Ever greater importance has assumed, especially since the 1990s, the interest in Aboriginal figurative culture, which has established itself as one of the most original expressions of Australian art; present in international exhibitions and reviews with artists such as M. Kubarkku (b.1926), J. Angunguna (b.1935), J. Mawandjul (b.1952), MN Jagamara (b.1949), J. Watson (b. 1959), is represented in the main public collections including, in particular, the National Gallery of Australia, in Canberra (among the most significant works The aboriginal memorial, 1987-88, 200 wooden steles painted by 43 artists, dedicated to fallen Aborigines during the European settlement).

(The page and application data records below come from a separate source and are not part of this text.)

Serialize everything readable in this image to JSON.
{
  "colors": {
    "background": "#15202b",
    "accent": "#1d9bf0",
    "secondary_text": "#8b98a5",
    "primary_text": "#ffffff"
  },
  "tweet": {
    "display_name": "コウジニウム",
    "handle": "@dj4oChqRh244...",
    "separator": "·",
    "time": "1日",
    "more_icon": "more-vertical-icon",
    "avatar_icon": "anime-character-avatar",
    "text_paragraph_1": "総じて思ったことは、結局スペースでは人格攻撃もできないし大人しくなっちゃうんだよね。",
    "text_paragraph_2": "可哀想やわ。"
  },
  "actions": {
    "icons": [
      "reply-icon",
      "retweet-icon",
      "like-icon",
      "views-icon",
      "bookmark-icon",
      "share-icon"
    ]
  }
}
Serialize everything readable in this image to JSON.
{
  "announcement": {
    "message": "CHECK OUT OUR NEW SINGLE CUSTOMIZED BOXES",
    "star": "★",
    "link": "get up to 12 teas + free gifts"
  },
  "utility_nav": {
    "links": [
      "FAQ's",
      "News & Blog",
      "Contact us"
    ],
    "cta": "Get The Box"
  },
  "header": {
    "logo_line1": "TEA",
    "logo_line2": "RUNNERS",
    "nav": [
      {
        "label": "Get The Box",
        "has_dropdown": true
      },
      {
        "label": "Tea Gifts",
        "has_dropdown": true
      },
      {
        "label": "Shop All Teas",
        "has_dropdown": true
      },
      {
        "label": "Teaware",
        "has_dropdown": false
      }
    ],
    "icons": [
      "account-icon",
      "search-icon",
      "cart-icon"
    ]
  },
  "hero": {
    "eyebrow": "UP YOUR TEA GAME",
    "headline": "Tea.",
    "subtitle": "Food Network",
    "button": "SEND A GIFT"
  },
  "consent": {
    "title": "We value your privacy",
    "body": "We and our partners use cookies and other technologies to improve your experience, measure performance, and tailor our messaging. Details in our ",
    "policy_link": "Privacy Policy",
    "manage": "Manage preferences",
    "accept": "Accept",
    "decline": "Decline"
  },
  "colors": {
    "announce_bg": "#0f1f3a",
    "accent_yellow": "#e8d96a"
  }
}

Great Barrier Reef (1981); Kakadu National Park (1981, 1987, 1992); Willandra Lakes Region (1981); Lord Howe Island group (1982); jungle of Tasmania (1982, 1989); Central-Eastern Rainforest Reserve (1986, 1994); Uluru-Kata Tjuta National Park (1987, 1994); Tropics of Queensland (1988); Shark Bay, Western Australia (1991); Fraser Island (1992); Australian sites of fossil mammals (Riversleigh / Naracoorte) (1994); Heard and McDonald Islands (1997); Macquarie Island (1997); Greater Blue Mountains area (2000); Purnululu National Park (2003); Royal exhibition building and Carlton Gardens (2004); Sidney opera house (2007).

Australia Arts